I look over and notice that she’s taking notes. This seems a little peculiar, but I dismiss it and return to my unfinished crossword puzzle. Maria glances over and comments on how hard these puzzles are and how unbelievably smart I am. Then she asks me how to spell strychnine. I like being helpful and I really like that my wife thinks I’m smart, so I spell it, even writing it down to show her. I also mention that cyanide may be harder to detect and has fewer antidotes, and ask her if she needs me to spell cyanide, too. She says, no, adding that she’s pretty familiar with that word, but jots down the phrase harder to detect, even underlining it twice. At this point I turn over and drift off to sleep as Maria watches one of her favorite home decorating shows. These usually involve some loud-mouthed, overly-critical design genius who walks into someone’s home and trashes the place, room by room. By the end of the show, the homeowners return to their transformed house and say “Oh, my God!” over and over and hug the design genius and say how much they can’t believe it. Again, I open my eyes to see my wife taking notes.
The next day, I’m bothered by paranoid thoughts that I can’t quite pin down. They nag at the edges of my mind, following me all the way to the hardware store, where my wife grabs a shovel, an enormous quantity of weed killer, and some paint swatches. I immediately become suspicious — I told you, I’m smarter than most men — and ask her what the paint swatches are for.
“Just thinking,” she says, evasively. But I’m on to her. She thinks I’m going to pull down all of that wallpaper in the kitchen, spend two days scraping and sanding, then paint the entire room, all while she’s out in the garden wasting time trying to get rid of a few weeds.
“You won’t get away with it,” I say.
“Get away with what?” she answers. Again, it’s her evasiveness that tips me off.
“Your little plot. I know what you’re up to, trying to trick me into starting another major project in the house. I keep telling you, we have to complete one thing before we start on another. Now here are your dumb paint swatches. I’m going outside to finish digging that gigantic hole you wanted in the backyard.”
“All right,” she says, knowing when she’s been outsmarted. “I’ll have a nice cold root beer waiting for you when you get back.”

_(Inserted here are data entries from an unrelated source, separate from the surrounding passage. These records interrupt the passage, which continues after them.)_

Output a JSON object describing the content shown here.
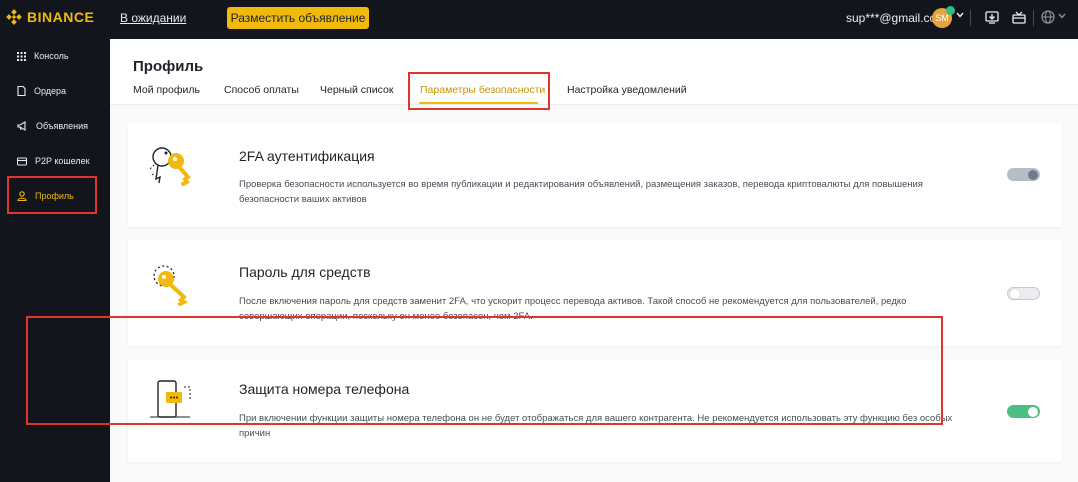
{
  "brand": {
    "name": "BINANCE",
    "accent": "#f0b90b"
  },
  "topbar": {
    "pending_link": "В ожидании",
    "post_ad_button": "Разместить объявление",
    "user_email": "sup***@gmail.com",
    "avatar_initials": "SM"
  },
  "sidebar": {
    "items": [
      {
        "label": "Консоль",
        "icon": "grid-icon"
      },
      {
        "label": "Ордера",
        "icon": "document-icon"
      },
      {
        "label": "Объявления",
        "icon": "megaphone-icon"
      },
      {
        "label": "P2P кошелек",
        "icon": "wallet-icon"
      },
      {
        "label": "Профиль",
        "icon": "user-icon",
        "active": true
      }
    ]
  },
  "page": {
    "title": "Профиль",
    "tabs": [
      {
        "label": "Мой профиль"
      },
      {
        "label": "Способ оплаты"
      },
      {
        "label": "Черный список"
      },
      {
        "label": "Параметры безопасности",
        "active": true
      },
      {
        "label": "Настройка уведомлений"
      }
    ]
  },
  "security": [
    {
      "title": "2FA аутентификация",
      "description": "Проверка безопасности используется во время публикации и редактирования объявлений, размещения заказов, перевода криптовалюты для повышения безопасности ваших активов",
      "toggle_state": "disabled-on",
      "icon": "keys-icon"
    },
    {
      "title": "Пароль для средств",
      "description": "После включения пароль для средств заменит 2FA, что ускорит процесс перевода активов. Такой способ не рекомендуется для пользователей, редко совершающих операции, поскольку он менее безопасен, чем 2FA.",
      "toggle_state": "off",
      "icon": "key-icon"
    },
    {
      "title": "Защита номера телефона",
      "description": "При включении функции защиты номера телефона он не будет отображаться для вашего контрагента. Не рекомендуется использовать эту функцию без особых причин",
      "toggle_state": "on",
      "icon": "phone-message-icon"
    }
  ],
  "colors": {
    "highlight": "#e0352b",
    "toggle_on": "#4dbd84",
    "topbar": "#12161c"
  }
}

As I dig the hole, an odd mix of thoughts wanders through my head. Mostly, I worry about my wife’s inability to be organized, to follow a plan, to get things done. I know she has me to take care of most of the thinking, but what if I weren’t here? What if something happened to me? How would she get by? I remind myself that we did just increase my life insurance policy, which helps me feel better (and, of course, that much smarter). “She’s probably in there right now,” I think, “watching one of those sappy Hallmark movies and crying her eyes out.”